**Data provided**
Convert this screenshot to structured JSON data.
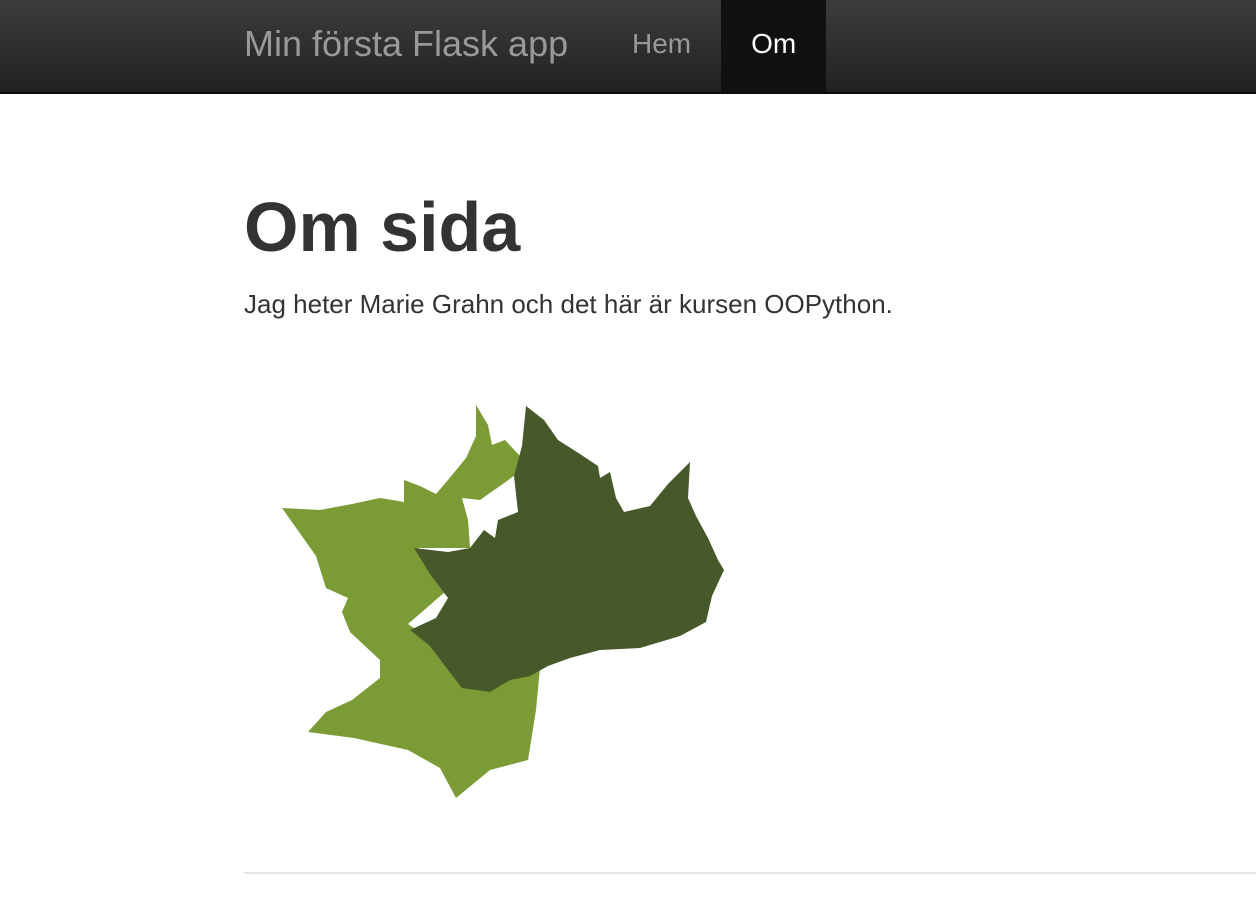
{
  "navbar": {
    "brand": "Min första Flask app",
    "items": [
      {
        "label": "Hem",
        "active": false
      },
      {
        "label": "Om",
        "active": true
      }
    ]
  },
  "main": {
    "heading": "Om sida",
    "intro": "Jag heter Marie Grahn och det här är kursen OOPython.",
    "image": {
      "name": "maple-leaves-icon",
      "colors": {
        "light_leaf": "#7a9b36",
        "dark_leaf": "#47592a"
      }
    }
  }
}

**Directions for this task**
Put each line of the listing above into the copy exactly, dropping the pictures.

**Response box**
Convert this screenshot to structured JSON data.
{
  "navbar": {
    "brand": "Min första Flask app",
    "items": [
      {
        "label": "Hem",
        "active": false
      },
      {
        "label": "Om",
        "active": true
      }
    ]
  },
  "main": {
    "heading": "Om sida",
    "intro": "Jag heter Marie Grahn och det här är kursen OOPython.",
    "image": {
      "name": "maple-leaves-icon",
      "colors": {
        "light_leaf": "#7a9b36",
        "dark_leaf": "#47592a"
      }
    }
  }
}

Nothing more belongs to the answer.